18 April 2023
Photo: J. Braathen
The article by theoretical physicists H. Bahl (University of Chicago), J. Braathen (DESY), and G. Weiglein (DESY and University of Hamburg) presents a powerful new method to probe theories of New Physics. Particle Physics aims to understand the fundamental building blocks of Nature – elementary particles – and the forces between them. Some of the most pressing challenges in the field include understanding the early Universe and the origin of masses of elementary particles. These questions are left unanswered by our current best model (the "Standard Model") and mean that some New Physics must exist to address these questions.

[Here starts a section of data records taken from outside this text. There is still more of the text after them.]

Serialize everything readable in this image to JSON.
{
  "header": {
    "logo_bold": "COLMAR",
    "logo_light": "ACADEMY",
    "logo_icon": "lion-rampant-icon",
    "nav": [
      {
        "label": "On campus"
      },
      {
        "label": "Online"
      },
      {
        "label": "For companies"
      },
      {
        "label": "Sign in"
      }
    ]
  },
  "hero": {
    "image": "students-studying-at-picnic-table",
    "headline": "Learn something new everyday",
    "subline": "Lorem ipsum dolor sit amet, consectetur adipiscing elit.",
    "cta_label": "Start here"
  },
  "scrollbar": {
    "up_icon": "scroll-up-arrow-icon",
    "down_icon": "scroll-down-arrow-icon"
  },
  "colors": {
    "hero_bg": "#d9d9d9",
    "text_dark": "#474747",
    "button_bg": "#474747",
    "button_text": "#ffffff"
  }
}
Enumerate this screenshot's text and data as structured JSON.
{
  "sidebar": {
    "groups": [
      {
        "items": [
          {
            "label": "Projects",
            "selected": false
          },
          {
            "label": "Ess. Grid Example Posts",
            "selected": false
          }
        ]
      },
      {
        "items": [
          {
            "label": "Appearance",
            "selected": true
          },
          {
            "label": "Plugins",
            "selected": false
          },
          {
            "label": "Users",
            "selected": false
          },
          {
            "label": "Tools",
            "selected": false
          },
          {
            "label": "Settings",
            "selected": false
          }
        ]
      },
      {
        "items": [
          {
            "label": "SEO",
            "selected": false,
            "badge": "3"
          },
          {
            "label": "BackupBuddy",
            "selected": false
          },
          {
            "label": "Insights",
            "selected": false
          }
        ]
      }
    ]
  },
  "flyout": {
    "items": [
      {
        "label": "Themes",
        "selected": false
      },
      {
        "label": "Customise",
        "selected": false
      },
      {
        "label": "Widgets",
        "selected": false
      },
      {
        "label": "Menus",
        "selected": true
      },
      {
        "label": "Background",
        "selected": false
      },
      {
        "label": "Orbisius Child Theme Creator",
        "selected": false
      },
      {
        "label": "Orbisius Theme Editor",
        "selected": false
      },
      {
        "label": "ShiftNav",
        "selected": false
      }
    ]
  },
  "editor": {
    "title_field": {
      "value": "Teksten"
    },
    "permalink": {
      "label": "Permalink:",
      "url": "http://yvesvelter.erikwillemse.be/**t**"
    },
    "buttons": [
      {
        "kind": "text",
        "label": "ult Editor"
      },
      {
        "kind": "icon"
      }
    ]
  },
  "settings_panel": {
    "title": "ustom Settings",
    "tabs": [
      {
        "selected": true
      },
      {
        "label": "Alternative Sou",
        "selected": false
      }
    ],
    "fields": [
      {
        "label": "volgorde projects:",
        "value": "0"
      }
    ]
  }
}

Particle physicists are always on the lookout to find ways to probe this New Physics. A key task is to develop theories that are both consistent theoretically and viable in the light of available experimental data. In this context, studying the properties of the newly discovered Higgs boson is particularly important. Indeed, the Higgs boson is unique as the only known subatomic particle of spin 0. It also relates to many – if not most – of the open problems of Particle Physics. In particular, while it is understood that the Higgs boson is at the origin of the generation of elementary particles, the exact way this happens remains unknown. The Higgs mechanism is essential in describing the earliest times of the Universe’s history. The precise dynamics of this mechanism can have profound implications, for example, to understand why the Universe contains more matter than antimatter – and why we exist.
The properties of the Higgs boson allow learning about the dynamics of the mass generation mechanism. This is especially true for the Higgs potential, the function that describes the energy of the vacuum for a given configuration of the Higgs field. The key physical quantity is the coupling describing the self-interaction of three Higgs bosons, directly controlling the behavior of the Higgs potential. This quantity is called trilinear Higgs coupling.
This paper investigates the trilinear Higgs coupling in models with extended Higgs sectors – as a specific example, in a model with a second Higgs doublet. The calculations show that significant enhancements compared to the Standard Model prediction for this coupling are possible for unconstrained choices of the model parameters. Furthermore, the paper shows that comparing the prediction for the trilinear Higgs coupling with the latest experimental bounds on this coupling provides a novel and powerful probe of theories with extended Higgs sectors. This method offers a new way to assess sensitivity to New Physics beyond what can be obtained with state-of-the-art theoretical constraints or the present experimental results.
This work also highlights the importance of calculating the trilinear Higgs coupling to the highest possible level of precision, taking into account quantum effects. Future prospects for the experimental determination of the trilinear Higgs coupling promise significant improvements when this new method is used on data.